* **ASSIGNMENT**
Every entry that follows is to be set down exactly, with its pictures omitted.

* **THE DATA**
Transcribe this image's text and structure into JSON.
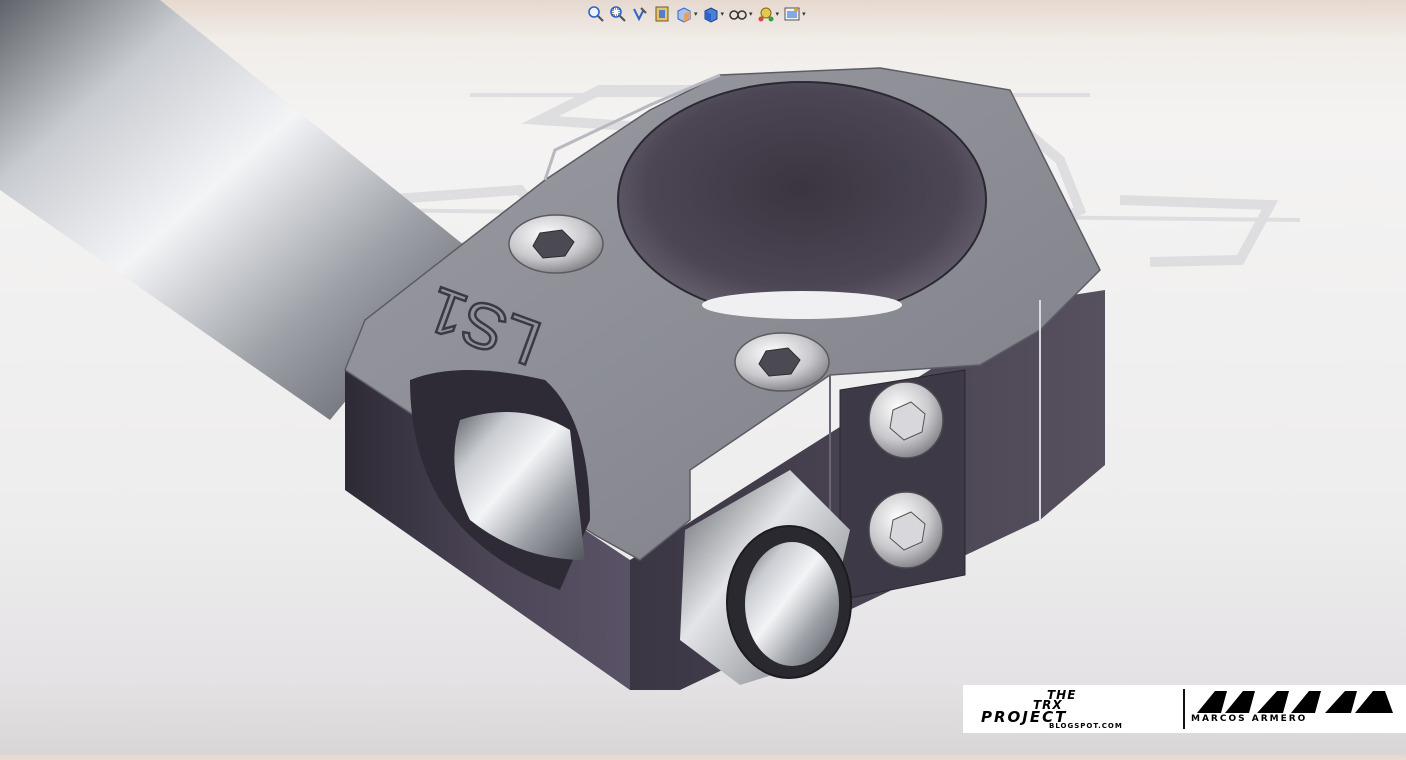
{
  "toolbar": {
    "items": [
      {
        "name": "zoom-to-fit-icon",
        "has_dropdown": false
      },
      {
        "name": "zoom-to-area-icon",
        "has_dropdown": false
      },
      {
        "name": "previous-view-icon",
        "has_dropdown": false
      },
      {
        "name": "section-view-icon",
        "has_dropdown": false
      },
      {
        "name": "view-orientation-icon",
        "has_dropdown": true
      },
      {
        "name": "display-style-icon",
        "has_dropdown": true
      },
      {
        "name": "hide-show-items-icon",
        "has_dropdown": true
      },
      {
        "name": "edit-appearance-icon",
        "has_dropdown": true
      },
      {
        "name": "apply-scene-icon",
        "has_dropdown": true
      }
    ],
    "dropdown_glyph": "▾"
  },
  "model": {
    "engraving": "LS1"
  },
  "watermark": {
    "left_lines": [
      "THE",
      "TRX",
      "PROJECT",
      "BLOGSPOT.COM"
    ],
    "right_label": "MARCOS ARMERO"
  },
  "colors": {
    "part_face": "#8f9097",
    "part_dark": "#3f3b47",
    "tube": "#a8acb2",
    "toolbar_accent": "#2f63c9"
  }
}
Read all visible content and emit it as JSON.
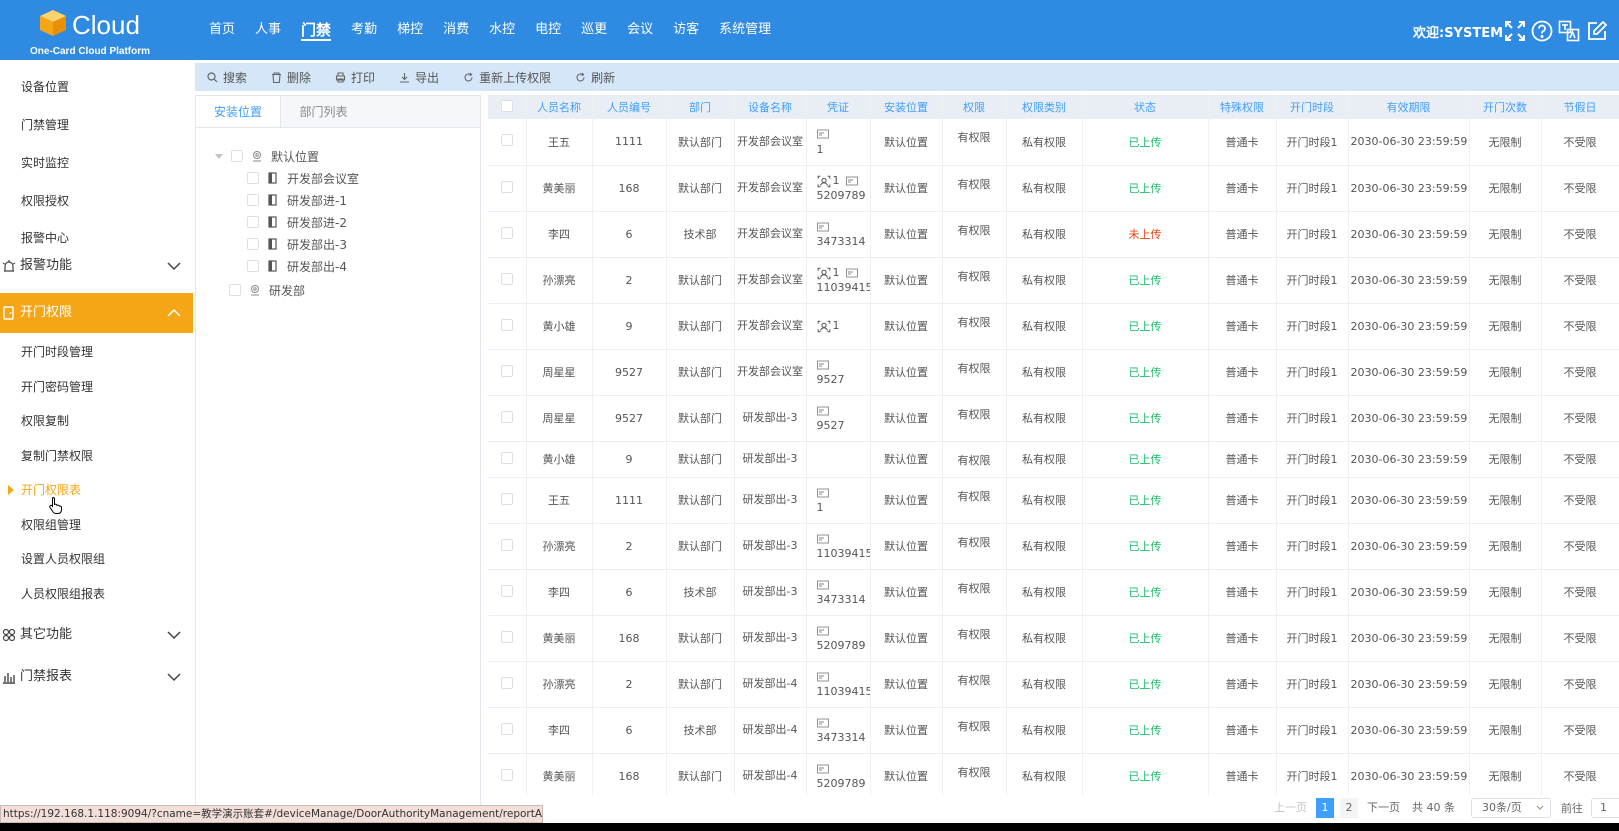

* **RESULT OF THE TASK**
Transcribe this image's text and structure into JSON.
{
  "toolbar": {
    "items": [
      {
        "name": "zoom-to-fit-icon",
        "has_dropdown": false
      },
      {
        "name": "zoom-to-area-icon",
        "has_dropdown": false
      },
      {
        "name": "previous-view-icon",
        "has_dropdown": false
      },
      {
        "name": "section-view-icon",
        "has_dropdown": false
      },
      {
        "name": "view-orientation-icon",
        "has_dropdown": true
      },
      {
        "name": "display-style-icon",
        "has_dropdown": true
      },
      {
        "name": "hide-show-items-icon",
        "has_dropdown": true
      },
      {
        "name": "edit-appearance-icon",
        "has_dropdown": true
      },
      {
        "name": "apply-scene-icon",
        "has_dropdown": true
      }
    ],
    "dropdown_glyph": "▾"
  },
  "model": {
    "engraving": "LS1"
  },
  "watermark": {
    "left_lines": [
      "THE",
      "TRX",
      "PROJECT",
      "BLOGSPOT.COM"
    ],
    "right_label": "MARCOS ARMERO"
  },
  "colors": {
    "part_face": "#8f9097",
    "part_dark": "#3f3b47",
    "tube": "#a8acb2",
    "toolbar_accent": "#2f63c9"
  }
}
Read all visible content and emit it as JSON.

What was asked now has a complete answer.